A new two-way, partially-protected bike lane was recently installed on Parkside Avenue in West Philadelphia, creating a more organized street, safer for bicycling and walking in that section of the city.
The project, which runs from 52nd Street to Girard Avenue, not only creates new, better bicycle infrastructure, but shortens crossing distances for pedestrians, creates pedestrian refuges, and better connects neighbors to Fairmount Park and the new Centennial Commons in West Fairmount Park, which opened on Wednesday, June 13.
Similar to the new protected bike lanes on West Chestnut Street in West Philadelphia and JFK and Market Streets in Center City, the infrastructure helps better organize the street. Cyclists know where to be, drivers know where to be, and both know where they, and pedestrians should and will be.
These kinds of streets changes basically work for everyone.

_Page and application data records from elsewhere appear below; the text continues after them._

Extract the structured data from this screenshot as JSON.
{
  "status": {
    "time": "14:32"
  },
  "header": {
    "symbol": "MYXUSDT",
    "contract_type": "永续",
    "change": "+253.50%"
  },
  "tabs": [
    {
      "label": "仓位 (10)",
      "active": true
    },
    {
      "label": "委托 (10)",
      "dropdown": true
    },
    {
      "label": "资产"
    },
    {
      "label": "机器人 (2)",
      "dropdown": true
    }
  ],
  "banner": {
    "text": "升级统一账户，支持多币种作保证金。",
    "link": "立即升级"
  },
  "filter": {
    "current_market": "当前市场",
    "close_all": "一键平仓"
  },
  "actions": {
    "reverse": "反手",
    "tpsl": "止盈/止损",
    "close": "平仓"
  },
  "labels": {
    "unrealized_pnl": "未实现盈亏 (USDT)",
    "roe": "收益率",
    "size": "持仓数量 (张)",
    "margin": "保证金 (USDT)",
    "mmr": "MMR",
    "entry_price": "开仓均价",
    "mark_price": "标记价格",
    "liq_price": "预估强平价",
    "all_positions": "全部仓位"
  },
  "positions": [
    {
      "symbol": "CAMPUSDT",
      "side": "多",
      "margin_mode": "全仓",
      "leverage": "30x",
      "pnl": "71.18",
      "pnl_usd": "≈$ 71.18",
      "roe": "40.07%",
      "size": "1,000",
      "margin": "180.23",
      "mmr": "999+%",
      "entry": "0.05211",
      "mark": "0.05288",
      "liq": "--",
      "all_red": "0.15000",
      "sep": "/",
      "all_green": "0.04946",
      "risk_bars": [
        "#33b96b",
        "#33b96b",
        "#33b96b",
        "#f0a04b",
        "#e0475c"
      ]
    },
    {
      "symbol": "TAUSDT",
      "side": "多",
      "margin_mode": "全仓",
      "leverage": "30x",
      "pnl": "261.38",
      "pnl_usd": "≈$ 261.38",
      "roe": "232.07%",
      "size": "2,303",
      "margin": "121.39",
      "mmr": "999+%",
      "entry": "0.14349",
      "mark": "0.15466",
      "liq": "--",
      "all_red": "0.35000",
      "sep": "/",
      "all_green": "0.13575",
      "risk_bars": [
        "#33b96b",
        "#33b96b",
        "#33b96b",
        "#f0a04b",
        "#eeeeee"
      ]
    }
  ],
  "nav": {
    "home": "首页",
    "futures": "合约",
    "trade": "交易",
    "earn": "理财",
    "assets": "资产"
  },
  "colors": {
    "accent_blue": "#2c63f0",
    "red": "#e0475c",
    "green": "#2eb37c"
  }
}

And Parkside Avenue, a main entryway to Fairmount Park, needed some changes. There were 147 reported crashes on the corridor between 2012 and 2016, which injured 120 people, putting the Avenue on the city’s high-injury network.

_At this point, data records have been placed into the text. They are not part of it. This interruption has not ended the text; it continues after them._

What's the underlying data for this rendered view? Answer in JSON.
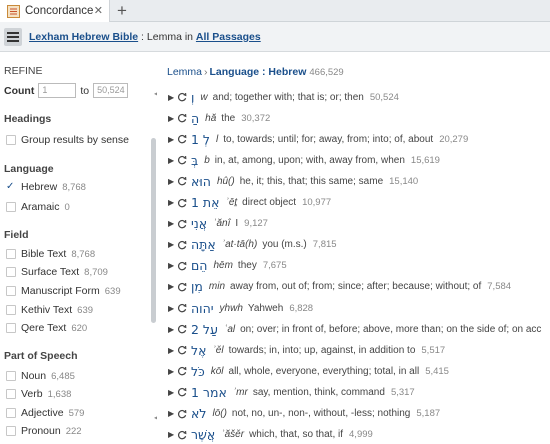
{
  "tab": {
    "label": "Concordance",
    "close": "✕",
    "new": "+"
  },
  "toolbar": {
    "resource": "Lexham Hebrew Bible",
    "colon": " : ",
    "kind": "Lemma",
    "in_word": " in ",
    "range": "All Passages"
  },
  "sidebar": {
    "refine": "REFINE",
    "count_label": "Count",
    "count_from": "1",
    "to_label": "to",
    "count_to": "50,524",
    "headings_title": "Headings",
    "group_label": "Group results by sense",
    "language_title": "Language",
    "language": [
      {
        "label": "Hebrew",
        "count": "8,768",
        "checked": true
      },
      {
        "label": "Aramaic",
        "count": "0",
        "checked": false
      }
    ],
    "field_title": "Field",
    "fields": [
      {
        "label": "Bible Text",
        "count": "8,768"
      },
      {
        "label": "Surface Text",
        "count": "8,709"
      },
      {
        "label": "Manuscript Form",
        "count": "639"
      },
      {
        "label": "Kethiv Text",
        "count": "639"
      },
      {
        "label": "Qere Text",
        "count": "620"
      }
    ],
    "pos_title": "Part of Speech",
    "pos": [
      {
        "label": "Noun",
        "count": "6,485"
      },
      {
        "label": "Verb",
        "count": "1,638"
      },
      {
        "label": "Adjective",
        "count": "579"
      },
      {
        "label": "Pronoun",
        "count": "222"
      }
    ]
  },
  "breadcrumb": {
    "root": "Lemma",
    "sep": "›",
    "current": "Language : Hebrew",
    "total": "466,529"
  },
  "rows": [
    {
      "lemma": "וְ",
      "translit": "w",
      "gloss": "and; together with; that is; or; then",
      "count": "50,524"
    },
    {
      "lemma": "הַ",
      "translit": "hă",
      "gloss": "the",
      "count": "30,372"
    },
    {
      "lemma": "לְ 1",
      "translit": "l",
      "gloss": "to, towards; until; for; away, from; into; of, about",
      "count": "20,279"
    },
    {
      "lemma": "בְּ",
      "translit": "b",
      "gloss": "in, at, among, upon; with, away from, when",
      "count": "15,619"
    },
    {
      "lemma": "הוּא",
      "translit": "hû()",
      "gloss": "he, it; this, that; this same; same",
      "count": "15,140"
    },
    {
      "lemma": "אֵת 1",
      "translit": "ʾēṯ",
      "gloss": "direct object",
      "count": "10,977"
    },
    {
      "lemma": "אֲנִי",
      "translit": "ʾănî",
      "gloss": "I",
      "count": "9,127"
    },
    {
      "lemma": "אַתָּה",
      "translit": "ʾat·tā(h)",
      "gloss": "you (m.s.)",
      "count": "7,815"
    },
    {
      "lemma": "הֵם",
      "translit": "hēm",
      "gloss": "they",
      "count": "7,675"
    },
    {
      "lemma": "מִן",
      "translit": "min",
      "gloss": "away from, out of; from; since; after; because; without; of",
      "count": "7,584"
    },
    {
      "lemma": "יהוה",
      "translit": "yhwh",
      "gloss": "Yahweh",
      "count": "6,828"
    },
    {
      "lemma": "עַל 2",
      "translit": "ʿal",
      "gloss": "on; over; in front of, before; above, more than; on the side of; on acc",
      "count": ""
    },
    {
      "lemma": "אֶל",
      "translit": "ʾĕl",
      "gloss": "towards; in, into; up, against, in addition to",
      "count": "5,517"
    },
    {
      "lemma": "כֹּל",
      "translit": "kōl",
      "gloss": "all, whole, everyone, everything; total, in all",
      "count": "5,415"
    },
    {
      "lemma": "אמר 1",
      "translit": "ʾmr",
      "gloss": "say, mention, think, command",
      "count": "5,317"
    },
    {
      "lemma": "לֹא",
      "translit": "lō()",
      "gloss": "not, no, un-, non-, without, -less; nothing",
      "count": "5,187"
    },
    {
      "lemma": "אֲשֶׁר",
      "translit": "ʾăšĕr",
      "gloss": "which, that, so that, if",
      "count": "4,999"
    }
  ],
  "colors": {
    "link": "#1a4f8b",
    "toolbar_bg": "#f1f3f5",
    "tabbar_bg": "#e9ecef"
  }
}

Councilman Curtis Jones, Jr., the Office of Transportation and Infrastructure Systems (OTIS), and neighborhood stakeholders were instrumental in getting the bike lanes created and installed—and actually continued working together after hitting several snags and disagreements.
Additional bike lanes are being put in Fairmount Park on parts of Lansdowne Drive and South Concourse Drive.

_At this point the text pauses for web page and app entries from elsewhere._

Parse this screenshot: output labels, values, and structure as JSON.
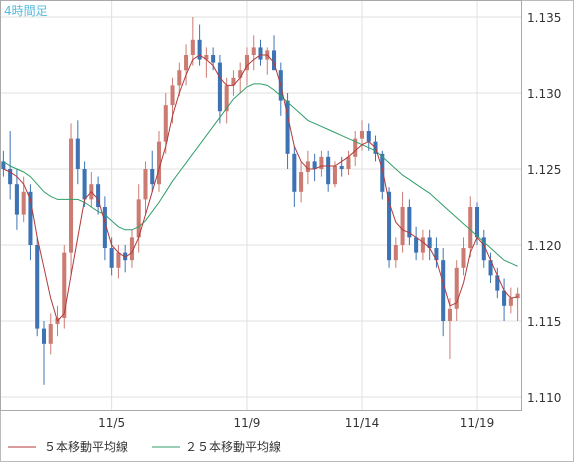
{
  "header": {
    "timeframe_label": "4時間足"
  },
  "legend": {
    "ma5_label": "５本移動平均線",
    "ma25_label": "２５本移動平均線"
  },
  "colors": {
    "up_candle": "#cc7b72",
    "down_candle": "#3d73b5",
    "ma5": "#b23a3a",
    "ma25": "#2f9e68",
    "grid": "#e0e0e0",
    "axis": "#888888",
    "text": "#333333",
    "title": "#55bbdd"
  },
  "chart_data": {
    "type": "candlestick",
    "title": "4時間足",
    "xlabel": "",
    "ylabel": "",
    "ylim": [
      1.11,
      1.135
    ],
    "y_ticks": [
      "1.110",
      "1.115",
      "1.120",
      "1.125",
      "1.130",
      "1.135"
    ],
    "x_ticks": [
      {
        "index": 16,
        "label": "11/5"
      },
      {
        "index": 36,
        "label": "11/9"
      },
      {
        "index": 53,
        "label": "11/14"
      },
      {
        "index": 70,
        "label": "11/19"
      }
    ],
    "grid": true,
    "legend_position": "bottom",
    "series": [
      {
        "name": "５本移動平均線"
      },
      {
        "name": "２５本移動平均線"
      }
    ],
    "ohlc": [
      [
        1.1255,
        1.1262,
        1.1245,
        1.125
      ],
      [
        1.125,
        1.1275,
        1.123,
        1.124
      ],
      [
        1.124,
        1.125,
        1.121,
        1.122
      ],
      [
        1.122,
        1.1245,
        1.1215,
        1.1235
      ],
      [
        1.1235,
        1.124,
        1.119,
        1.12
      ],
      [
        1.12,
        1.1205,
        1.114,
        1.1145
      ],
      [
        1.1145,
        1.115,
        1.1108,
        1.1135
      ],
      [
        1.1135,
        1.1155,
        1.1128,
        1.1148
      ],
      [
        1.1148,
        1.116,
        1.114,
        1.1152
      ],
      [
        1.1152,
        1.12,
        1.1145,
        1.1195
      ],
      [
        1.1195,
        1.128,
        1.118,
        1.127
      ],
      [
        1.127,
        1.1282,
        1.124,
        1.125
      ],
      [
        1.125,
        1.1255,
        1.1225,
        1.123
      ],
      [
        1.123,
        1.1248,
        1.1225,
        1.124
      ],
      [
        1.124,
        1.1245,
        1.122,
        1.1225
      ],
      [
        1.1225,
        1.1232,
        1.119,
        1.1198
      ],
      [
        1.1198,
        1.1205,
        1.118,
        1.1185
      ],
      [
        1.1185,
        1.12,
        1.1178,
        1.1195
      ],
      [
        1.1195,
        1.12,
        1.1182,
        1.119
      ],
      [
        1.119,
        1.121,
        1.1185,
        1.1205
      ],
      [
        1.1205,
        1.124,
        1.1195,
        1.123
      ],
      [
        1.123,
        1.1255,
        1.122,
        1.125
      ],
      [
        1.125,
        1.1262,
        1.1235,
        1.124
      ],
      [
        1.124,
        1.1275,
        1.1235,
        1.1268
      ],
      [
        1.1268,
        1.13,
        1.126,
        1.1292
      ],
      [
        1.1292,
        1.131,
        1.128,
        1.1305
      ],
      [
        1.1305,
        1.132,
        1.1298,
        1.1315
      ],
      [
        1.1315,
        1.1332,
        1.1305,
        1.1325
      ],
      [
        1.1325,
        1.135,
        1.1318,
        1.1335
      ],
      [
        1.1335,
        1.1345,
        1.1318,
        1.1322
      ],
      [
        1.1322,
        1.133,
        1.131,
        1.1325
      ],
      [
        1.1325,
        1.133,
        1.1315,
        1.132
      ],
      [
        1.132,
        1.1325,
        1.128,
        1.1288
      ],
      [
        1.1288,
        1.131,
        1.128,
        1.1305
      ],
      [
        1.1305,
        1.1315,
        1.1298,
        1.131
      ],
      [
        1.131,
        1.132,
        1.13,
        1.1315
      ],
      [
        1.1315,
        1.133,
        1.1305,
        1.1325
      ],
      [
        1.1325,
        1.1338,
        1.1315,
        1.133
      ],
      [
        1.133,
        1.1335,
        1.1318,
        1.1322
      ],
      [
        1.1322,
        1.133,
        1.1312,
        1.1328
      ],
      [
        1.1328,
        1.1338,
        1.132,
        1.1315
      ],
      [
        1.1315,
        1.132,
        1.1285,
        1.1295
      ],
      [
        1.1295,
        1.13,
        1.125,
        1.126
      ],
      [
        1.126,
        1.1265,
        1.1225,
        1.1235
      ],
      [
        1.1235,
        1.1255,
        1.1228,
        1.1248
      ],
      [
        1.1248,
        1.1262,
        1.124,
        1.1255
      ],
      [
        1.1255,
        1.126,
        1.1242,
        1.125
      ],
      [
        1.125,
        1.1262,
        1.1245,
        1.1258
      ],
      [
        1.1258,
        1.1262,
        1.1235,
        1.124
      ],
      [
        1.124,
        1.1255,
        1.1238,
        1.1252
      ],
      [
        1.1252,
        1.1258,
        1.1245,
        1.125
      ],
      [
        1.125,
        1.1262,
        1.1246,
        1.1258
      ],
      [
        1.1258,
        1.1275,
        1.1252,
        1.127
      ],
      [
        1.127,
        1.1282,
        1.1262,
        1.1275
      ],
      [
        1.1275,
        1.128,
        1.1262,
        1.1268
      ],
      [
        1.1268,
        1.1272,
        1.1255,
        1.126
      ],
      [
        1.126,
        1.1262,
        1.123,
        1.1235
      ],
      [
        1.1235,
        1.1238,
        1.1185,
        1.119
      ],
      [
        1.119,
        1.1205,
        1.1185,
        1.12
      ],
      [
        1.12,
        1.1235,
        1.1195,
        1.1225
      ],
      [
        1.1225,
        1.123,
        1.12,
        1.1205
      ],
      [
        1.1205,
        1.1212,
        1.119,
        1.1195
      ],
      [
        1.1195,
        1.121,
        1.119,
        1.1205
      ],
      [
        1.1205,
        1.121,
        1.119,
        1.1198
      ],
      [
        1.1198,
        1.1205,
        1.1185,
        1.119
      ],
      [
        1.119,
        1.1198,
        1.114,
        1.115
      ],
      [
        1.115,
        1.1165,
        1.1125,
        1.1158
      ],
      [
        1.1158,
        1.119,
        1.115,
        1.1185
      ],
      [
        1.1185,
        1.1205,
        1.118,
        1.1198
      ],
      [
        1.1198,
        1.1232,
        1.1192,
        1.1225
      ],
      [
        1.1225,
        1.1228,
        1.12,
        1.1205
      ],
      [
        1.1205,
        1.121,
        1.1185,
        1.119
      ],
      [
        1.119,
        1.1195,
        1.1175,
        1.118
      ],
      [
        1.118,
        1.1185,
        1.1165,
        1.117
      ],
      [
        1.117,
        1.1178,
        1.115,
        1.116
      ],
      [
        1.116,
        1.1172,
        1.1155,
        1.1165
      ],
      [
        1.1165,
        1.1172,
        1.115,
        1.1168
      ]
    ],
    "ma5": [
      1.125,
      1.1248,
      1.1245,
      1.124,
      1.123,
      1.1205,
      1.1185,
      1.1165,
      1.115,
      1.1155,
      1.118,
      1.1205,
      1.123,
      1.1235,
      1.123,
      1.1215,
      1.12,
      1.1195,
      1.1192,
      1.1195,
      1.1205,
      1.122,
      1.1235,
      1.125,
      1.1265,
      1.1285,
      1.13,
      1.1312,
      1.1322,
      1.1325,
      1.1322,
      1.1318,
      1.131,
      1.1305,
      1.1305,
      1.131,
      1.1318,
      1.1322,
      1.1325,
      1.1325,
      1.132,
      1.1305,
      1.1285,
      1.1265,
      1.1255,
      1.125,
      1.125,
      1.1252,
      1.1252,
      1.1252,
      1.1255,
      1.1258,
      1.1262,
      1.1266,
      1.1268,
      1.1264,
      1.125,
      1.1228,
      1.1215,
      1.121,
      1.1208,
      1.1205,
      1.1202,
      1.1198,
      1.119,
      1.1175,
      1.116,
      1.1162,
      1.1175,
      1.1195,
      1.1205,
      1.12,
      1.119,
      1.118,
      1.117,
      1.1165,
      1.1166
    ],
    "ma25": [
      1.1255,
      1.1252,
      1.125,
      1.1248,
      1.1245,
      1.124,
      1.1235,
      1.1232,
      1.123,
      1.123,
      1.123,
      1.123,
      1.1228,
      1.1225,
      1.1222,
      1.122,
      1.1216,
      1.1212,
      1.121,
      1.121,
      1.1212,
      1.1216,
      1.1222,
      1.1228,
      1.1235,
      1.1242,
      1.1248,
      1.1254,
      1.126,
      1.1266,
      1.1272,
      1.1278,
      1.1284,
      1.129,
      1.1296,
      1.13,
      1.1304,
      1.1306,
      1.1306,
      1.1305,
      1.1302,
      1.1298,
      1.1294,
      1.129,
      1.1286,
      1.1282,
      1.128,
      1.1278,
      1.1276,
      1.1274,
      1.1272,
      1.127,
      1.1268,
      1.1266,
      1.1264,
      1.1262,
      1.1258,
      1.1254,
      1.125,
      1.1246,
      1.1243,
      1.124,
      1.1237,
      1.1234,
      1.123,
      1.1226,
      1.1222,
      1.1218,
      1.1214,
      1.121,
      1.1206,
      1.1202,
      1.1198,
      1.1194,
      1.119,
      1.1188,
      1.1186
    ]
  }
}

The end goal of this particular corridor is to have fully-protected bike lanes. Unfortunately, since this is a PennDOT project, the lanes alongside parking were installed as standard bike lanes, between moving traffic and parked cars, rather than between parked cars and the sidewalk.
In order for the parking and bike lanes to be flipped, the state Legislature needs to pass Senate Bill 788, which was introduced by State Sen. Larry Farnese (D-Phila). The bill would allow for parking-protected bike lanes on PennDOT roads installed by PennDOT crews.
Currently, parking-protected bike lanes are OK on state roads, like Chestnut Street, but PennDOT crews will not install them. Weird, right? The Bicycle Coalition of Greater Philadelphia, and others, have been traveling to Harrisburg to advocate for this, and many other, bills throughout the Spring.
Once the bill is passed, it’s hard to say when the lanes will be restriped for protection, but OTIS says they’ll likely happen “this season,” and are currently seeking additional grants for even more updates to the street.
This project is a big step for Parkside Avenue, and for making this particular area more bike-friendly, which is especially important considering the tremendous work Indego Bike Share and the Better Bike Share Partnership has been doing to get more people on bikes in the area.